• celecoxib;
  • cyclooxygenase-2;
  • infusional 5-fluorouracil;
  • pancreatic carcinoma



Cyclooxygenase-2 (COX-2) is up-regulated frequently and may constitute a promising therapeutic target in patients with pancreatic ductal adenocarcinoma (PDAC).


Patients with advanced PDAC who had progressive disease after gemcitabine-based chemotherapy were eligible for this pilot study. Treatment was comprised of oral celecoxib (400 mg twice daily) and protracted intravenous (i.v.) infusion 5-fluorouracil (5-FU) (200 mg/m2 per day), both given continuously for a maximum of 9 treatment months, in the absence of disease progression or unacceptable toxicity. Patients were examined weekly for toxicity and were restaged every 6–8 weeks for tumor assessment.
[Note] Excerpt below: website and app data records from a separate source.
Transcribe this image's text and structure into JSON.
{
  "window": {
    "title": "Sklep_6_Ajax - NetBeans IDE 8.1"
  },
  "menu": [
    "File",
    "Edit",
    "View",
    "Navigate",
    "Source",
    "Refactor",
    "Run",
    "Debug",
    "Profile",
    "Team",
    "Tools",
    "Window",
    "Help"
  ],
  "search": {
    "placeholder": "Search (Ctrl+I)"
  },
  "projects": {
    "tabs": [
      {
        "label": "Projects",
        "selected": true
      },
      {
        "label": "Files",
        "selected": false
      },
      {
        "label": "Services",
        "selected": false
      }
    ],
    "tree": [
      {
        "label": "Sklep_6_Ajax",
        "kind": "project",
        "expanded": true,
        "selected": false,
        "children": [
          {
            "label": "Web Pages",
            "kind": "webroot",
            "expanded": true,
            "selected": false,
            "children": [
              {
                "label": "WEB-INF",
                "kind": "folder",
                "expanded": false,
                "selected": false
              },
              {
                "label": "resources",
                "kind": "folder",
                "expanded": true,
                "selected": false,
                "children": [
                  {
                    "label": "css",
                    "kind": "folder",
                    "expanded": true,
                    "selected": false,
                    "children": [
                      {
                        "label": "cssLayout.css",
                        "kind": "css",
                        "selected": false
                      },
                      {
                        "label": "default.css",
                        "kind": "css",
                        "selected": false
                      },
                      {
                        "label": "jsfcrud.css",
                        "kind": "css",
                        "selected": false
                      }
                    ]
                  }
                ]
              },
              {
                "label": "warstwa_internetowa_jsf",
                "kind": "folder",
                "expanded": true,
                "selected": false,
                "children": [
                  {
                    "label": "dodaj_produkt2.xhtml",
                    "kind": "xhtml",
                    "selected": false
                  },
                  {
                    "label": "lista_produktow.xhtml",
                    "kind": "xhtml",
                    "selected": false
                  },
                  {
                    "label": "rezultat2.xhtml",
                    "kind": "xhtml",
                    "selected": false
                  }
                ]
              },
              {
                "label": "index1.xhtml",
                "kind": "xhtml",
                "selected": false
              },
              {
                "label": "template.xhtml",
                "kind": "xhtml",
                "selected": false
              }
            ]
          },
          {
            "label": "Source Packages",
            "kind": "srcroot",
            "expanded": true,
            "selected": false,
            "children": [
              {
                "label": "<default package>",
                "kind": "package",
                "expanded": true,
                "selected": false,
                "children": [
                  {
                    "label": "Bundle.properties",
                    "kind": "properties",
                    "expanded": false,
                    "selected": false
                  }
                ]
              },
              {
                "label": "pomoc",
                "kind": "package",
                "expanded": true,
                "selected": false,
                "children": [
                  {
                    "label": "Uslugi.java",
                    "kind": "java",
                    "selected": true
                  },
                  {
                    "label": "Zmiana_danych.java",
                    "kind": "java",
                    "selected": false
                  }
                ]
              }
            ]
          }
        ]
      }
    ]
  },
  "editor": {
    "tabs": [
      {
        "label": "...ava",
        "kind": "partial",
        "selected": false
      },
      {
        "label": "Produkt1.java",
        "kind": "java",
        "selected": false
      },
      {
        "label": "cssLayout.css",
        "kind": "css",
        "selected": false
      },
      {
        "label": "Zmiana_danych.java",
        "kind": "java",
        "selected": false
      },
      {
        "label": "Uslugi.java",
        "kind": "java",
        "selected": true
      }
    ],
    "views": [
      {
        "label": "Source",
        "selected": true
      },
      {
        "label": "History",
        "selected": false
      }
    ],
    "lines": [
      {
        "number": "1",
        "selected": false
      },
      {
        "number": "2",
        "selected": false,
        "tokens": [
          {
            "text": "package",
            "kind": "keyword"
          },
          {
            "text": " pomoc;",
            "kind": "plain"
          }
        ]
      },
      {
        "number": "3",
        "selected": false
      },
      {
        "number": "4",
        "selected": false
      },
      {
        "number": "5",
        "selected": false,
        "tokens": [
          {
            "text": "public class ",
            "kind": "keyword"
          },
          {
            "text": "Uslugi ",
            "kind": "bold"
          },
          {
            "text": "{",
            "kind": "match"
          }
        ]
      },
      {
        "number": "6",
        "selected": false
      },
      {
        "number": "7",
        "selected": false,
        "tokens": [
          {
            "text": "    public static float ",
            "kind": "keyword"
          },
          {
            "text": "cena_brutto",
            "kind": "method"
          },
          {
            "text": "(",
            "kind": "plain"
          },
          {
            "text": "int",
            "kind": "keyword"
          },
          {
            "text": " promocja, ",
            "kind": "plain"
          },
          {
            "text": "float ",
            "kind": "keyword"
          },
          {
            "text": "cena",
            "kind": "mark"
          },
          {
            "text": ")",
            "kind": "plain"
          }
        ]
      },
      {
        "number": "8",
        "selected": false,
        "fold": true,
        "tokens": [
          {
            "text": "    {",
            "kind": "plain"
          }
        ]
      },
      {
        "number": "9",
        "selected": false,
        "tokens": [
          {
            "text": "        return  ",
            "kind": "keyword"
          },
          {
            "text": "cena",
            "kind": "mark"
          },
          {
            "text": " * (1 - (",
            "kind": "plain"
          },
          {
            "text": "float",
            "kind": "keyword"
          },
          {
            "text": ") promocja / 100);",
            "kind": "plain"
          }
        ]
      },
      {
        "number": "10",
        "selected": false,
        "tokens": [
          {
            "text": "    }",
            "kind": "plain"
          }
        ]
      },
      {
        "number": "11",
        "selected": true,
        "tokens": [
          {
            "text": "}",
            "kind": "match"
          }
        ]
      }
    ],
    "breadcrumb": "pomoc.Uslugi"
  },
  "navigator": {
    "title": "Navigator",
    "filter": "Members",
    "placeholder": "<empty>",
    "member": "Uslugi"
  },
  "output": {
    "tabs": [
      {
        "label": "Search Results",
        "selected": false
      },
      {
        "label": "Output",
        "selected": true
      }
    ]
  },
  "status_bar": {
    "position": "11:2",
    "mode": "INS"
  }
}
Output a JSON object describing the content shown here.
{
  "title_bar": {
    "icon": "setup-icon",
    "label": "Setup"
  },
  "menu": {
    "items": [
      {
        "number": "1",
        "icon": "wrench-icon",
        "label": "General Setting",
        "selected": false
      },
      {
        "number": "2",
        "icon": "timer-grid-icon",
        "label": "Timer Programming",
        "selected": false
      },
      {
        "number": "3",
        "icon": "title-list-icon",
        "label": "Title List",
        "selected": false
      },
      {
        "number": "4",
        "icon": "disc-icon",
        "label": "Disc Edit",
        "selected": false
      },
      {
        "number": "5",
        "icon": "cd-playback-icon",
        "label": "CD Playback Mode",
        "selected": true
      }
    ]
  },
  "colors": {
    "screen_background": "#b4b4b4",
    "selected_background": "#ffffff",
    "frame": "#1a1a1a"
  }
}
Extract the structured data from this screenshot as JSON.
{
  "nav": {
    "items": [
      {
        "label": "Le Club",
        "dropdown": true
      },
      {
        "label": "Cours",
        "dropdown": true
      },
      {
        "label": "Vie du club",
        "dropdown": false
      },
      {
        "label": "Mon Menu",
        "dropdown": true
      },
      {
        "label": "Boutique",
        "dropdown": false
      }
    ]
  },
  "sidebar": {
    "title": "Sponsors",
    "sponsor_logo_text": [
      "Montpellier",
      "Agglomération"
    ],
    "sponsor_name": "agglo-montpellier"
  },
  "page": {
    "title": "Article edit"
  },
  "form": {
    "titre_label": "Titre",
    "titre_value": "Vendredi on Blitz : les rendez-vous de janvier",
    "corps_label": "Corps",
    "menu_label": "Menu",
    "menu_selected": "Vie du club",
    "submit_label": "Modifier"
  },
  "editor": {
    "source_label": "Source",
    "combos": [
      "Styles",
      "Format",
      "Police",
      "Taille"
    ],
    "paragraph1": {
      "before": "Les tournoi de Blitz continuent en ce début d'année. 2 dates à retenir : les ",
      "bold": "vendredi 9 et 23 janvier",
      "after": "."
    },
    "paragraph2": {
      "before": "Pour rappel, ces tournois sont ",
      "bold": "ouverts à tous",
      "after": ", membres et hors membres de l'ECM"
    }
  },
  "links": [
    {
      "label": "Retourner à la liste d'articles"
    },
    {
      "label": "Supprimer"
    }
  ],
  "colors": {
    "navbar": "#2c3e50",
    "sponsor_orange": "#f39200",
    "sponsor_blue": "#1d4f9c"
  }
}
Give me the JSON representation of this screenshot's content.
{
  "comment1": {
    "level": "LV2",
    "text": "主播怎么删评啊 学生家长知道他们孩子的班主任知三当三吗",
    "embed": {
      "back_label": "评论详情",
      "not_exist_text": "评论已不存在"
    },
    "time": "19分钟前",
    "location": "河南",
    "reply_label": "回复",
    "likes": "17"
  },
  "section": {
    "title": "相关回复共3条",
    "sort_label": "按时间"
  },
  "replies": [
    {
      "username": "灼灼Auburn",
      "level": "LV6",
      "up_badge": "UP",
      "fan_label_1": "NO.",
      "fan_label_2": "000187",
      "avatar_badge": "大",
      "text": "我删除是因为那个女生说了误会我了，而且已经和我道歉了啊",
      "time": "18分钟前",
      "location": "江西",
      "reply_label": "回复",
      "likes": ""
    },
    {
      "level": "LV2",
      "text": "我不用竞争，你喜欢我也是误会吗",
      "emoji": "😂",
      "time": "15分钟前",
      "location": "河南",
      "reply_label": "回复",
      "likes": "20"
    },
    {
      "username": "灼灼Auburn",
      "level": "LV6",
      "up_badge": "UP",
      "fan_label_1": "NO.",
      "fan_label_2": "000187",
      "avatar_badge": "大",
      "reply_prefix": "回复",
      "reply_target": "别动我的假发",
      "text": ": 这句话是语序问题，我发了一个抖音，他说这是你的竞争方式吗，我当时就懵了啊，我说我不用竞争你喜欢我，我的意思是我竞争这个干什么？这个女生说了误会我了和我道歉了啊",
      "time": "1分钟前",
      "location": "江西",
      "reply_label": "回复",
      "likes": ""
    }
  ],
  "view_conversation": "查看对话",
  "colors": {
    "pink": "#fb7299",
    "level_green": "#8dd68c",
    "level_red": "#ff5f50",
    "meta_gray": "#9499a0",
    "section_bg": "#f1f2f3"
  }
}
Seventeen patients entered the study. Asymptomatic transaminase elevation was the most common toxicity and reached NCI-CTC (version 3.0) Grade 3–4 in 4 of 133 treatment weeks. No other hematologic or nonhematologic toxicity > Grade 2 was observed. Four patients discontinued celecoxib due to upper gastrointestinal tract toxicity. Two confirmed partial responses (durations of 23 weeks and 68 weeks, respectively) and 2 patients with stable disease (durations of 10 weeks and 13 weeks, respectively) were observed for an overall response rate of 12% (95% confidence interval, 0–27%) in the intent-to-treat population. A significant decrease (≥ 50%) in serum CA 19.9 levels was observed in 3 of 9 evaluable patients. The median time to disease progression was 8 weeks, and the median overall survival was 15 weeks.


The combination of oral celecoxib and 5-FU by protracted i.v. infusion was found to be feasible and well tolerated, and was capable of inducing durable objective responses, even in patients with far advanced, gemcitabine-resistant/refractory PDAC. Further exploration of COX-2 inhibitor/fluropyrimidine combinations is warranted. Cancer 2004. © 2004 American Cancer Society.